→ **Exercise details**
What is needed here is an exact copy of all the data.
[Records — start]
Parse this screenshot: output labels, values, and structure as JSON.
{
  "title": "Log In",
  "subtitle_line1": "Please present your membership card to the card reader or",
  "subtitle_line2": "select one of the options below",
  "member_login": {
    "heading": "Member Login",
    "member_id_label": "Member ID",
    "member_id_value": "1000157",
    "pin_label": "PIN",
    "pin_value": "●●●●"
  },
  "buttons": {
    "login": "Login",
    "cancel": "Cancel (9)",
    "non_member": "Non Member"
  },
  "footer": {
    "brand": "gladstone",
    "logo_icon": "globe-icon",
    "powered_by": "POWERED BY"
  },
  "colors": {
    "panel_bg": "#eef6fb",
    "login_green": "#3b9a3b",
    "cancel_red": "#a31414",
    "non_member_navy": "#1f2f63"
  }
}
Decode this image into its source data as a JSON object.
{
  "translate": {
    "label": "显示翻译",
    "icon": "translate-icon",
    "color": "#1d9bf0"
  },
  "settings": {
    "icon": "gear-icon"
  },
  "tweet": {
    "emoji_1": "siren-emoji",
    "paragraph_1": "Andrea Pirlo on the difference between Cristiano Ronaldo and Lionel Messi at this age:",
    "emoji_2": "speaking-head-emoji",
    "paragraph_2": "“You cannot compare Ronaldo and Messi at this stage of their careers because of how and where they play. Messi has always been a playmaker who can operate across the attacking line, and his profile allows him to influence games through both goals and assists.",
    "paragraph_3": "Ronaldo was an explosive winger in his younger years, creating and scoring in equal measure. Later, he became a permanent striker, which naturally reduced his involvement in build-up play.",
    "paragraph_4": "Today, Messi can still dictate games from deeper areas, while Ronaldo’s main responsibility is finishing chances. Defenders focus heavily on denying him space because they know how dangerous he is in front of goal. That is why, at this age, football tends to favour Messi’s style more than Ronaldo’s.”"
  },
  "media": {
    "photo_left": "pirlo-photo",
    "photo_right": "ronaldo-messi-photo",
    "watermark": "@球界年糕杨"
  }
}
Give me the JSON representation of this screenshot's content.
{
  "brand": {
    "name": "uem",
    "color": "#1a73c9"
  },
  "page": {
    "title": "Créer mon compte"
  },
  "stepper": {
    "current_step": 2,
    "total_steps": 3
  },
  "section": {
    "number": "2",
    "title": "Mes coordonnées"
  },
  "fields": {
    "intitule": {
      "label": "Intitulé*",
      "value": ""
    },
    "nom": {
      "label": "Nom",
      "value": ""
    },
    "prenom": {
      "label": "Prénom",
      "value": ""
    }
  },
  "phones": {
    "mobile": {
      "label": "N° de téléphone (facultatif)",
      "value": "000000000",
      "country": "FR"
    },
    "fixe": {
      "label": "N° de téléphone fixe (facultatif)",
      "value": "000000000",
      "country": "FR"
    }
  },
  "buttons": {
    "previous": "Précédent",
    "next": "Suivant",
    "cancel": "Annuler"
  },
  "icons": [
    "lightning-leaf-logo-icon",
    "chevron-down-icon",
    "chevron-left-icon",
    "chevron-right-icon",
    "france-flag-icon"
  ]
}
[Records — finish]
→ **Written solution**
Parse this screenshot: output labels, values, and structure as JSON.
{
  "title": "Log In",
  "subtitle_line1": "Please present your membership card to the card reader or",
  "subtitle_line2": "select one of the options below",
  "member_login": {
    "heading": "Member Login",
    "member_id_label": "Member ID",
    "member_id_value": "1000157",
    "pin_label": "PIN",
    "pin_value": "●●●●"
  },
  "buttons": {
    "login": "Login",
    "cancel": "Cancel (9)",
    "non_member": "Non Member"
  },
  "footer": {
    "brand": "gladstone",
    "logo_icon": "globe-icon",
    "powered_by": "POWERED BY"
  },
  "colors": {
    "panel_bg": "#eef6fb",
    "login_green": "#3b9a3b",
    "cancel_red": "#a31414",
    "non_member_navy": "#1f2f63"
  }
}
Decode this image into its source data as a JSON object.
{
  "translate": {
    "label": "显示翻译",
    "icon": "translate-icon",
    "color": "#1d9bf0"
  },
  "settings": {
    "icon": "gear-icon"
  },
  "tweet": {
    "emoji_1": "siren-emoji",
    "paragraph_1": "Andrea Pirlo on the difference between Cristiano Ronaldo and Lionel Messi at this age:",
    "emoji_2": "speaking-head-emoji",
    "paragraph_2": "“You cannot compare Ronaldo and Messi at this stage of their careers because of how and where they play. Messi has always been a playmaker who can operate across the attacking line, and his profile allows him to influence games through both goals and assists.",
    "paragraph_3": "Ronaldo was an explosive winger in his younger years, creating and scoring in equal measure. Later, he became a permanent striker, which naturally reduced his involvement in build-up play.",
    "paragraph_4": "Today, Messi can still dictate games from deeper areas, while Ronaldo’s main responsibility is finishing chances. Defenders focus heavily on denying him space because they know how dangerous he is in front of goal. That is why, at this age, football tends to favour Messi’s style more than Ronaldo’s.”"
  },
  "media": {
    "photo_left": "pirlo-photo",
    "photo_right": "ronaldo-messi-photo",
    "watermark": "@球界年糕杨"
  }
}
Give me the JSON representation of this screenshot's content.
{
  "brand": {
    "name": "uem",
    "color": "#1a73c9"
  },
  "page": {
    "title": "Créer mon compte"
  },
  "stepper": {
    "current_step": 2,
    "total_steps": 3
  },
  "section": {
    "number": "2",
    "title": "Mes coordonnées"
  },
  "fields": {
    "intitule": {
      "label": "Intitulé*",
      "value": ""
    },
    "nom": {
      "label": "Nom",
      "value": ""
    },
    "prenom": {
      "label": "Prénom",
      "value": ""
    }
  },
  "phones": {
    "mobile": {
      "label": "N° de téléphone (facultatif)",
      "value": "000000000",
      "country": "FR"
    },
    "fixe": {
      "label": "N° de téléphone fixe (facultatif)",
      "value": "000000000",
      "country": "FR"
    }
  },
  "buttons": {
    "previous": "Précédent",
    "next": "Suivant",
    "cancel": "Annuler"
  },
  "icons": [
    "lightning-leaf-logo-icon",
    "chevron-down-icon",
    "chevron-left-icon",
    "chevron-right-icon",
    "france-flag-icon"
  ]
}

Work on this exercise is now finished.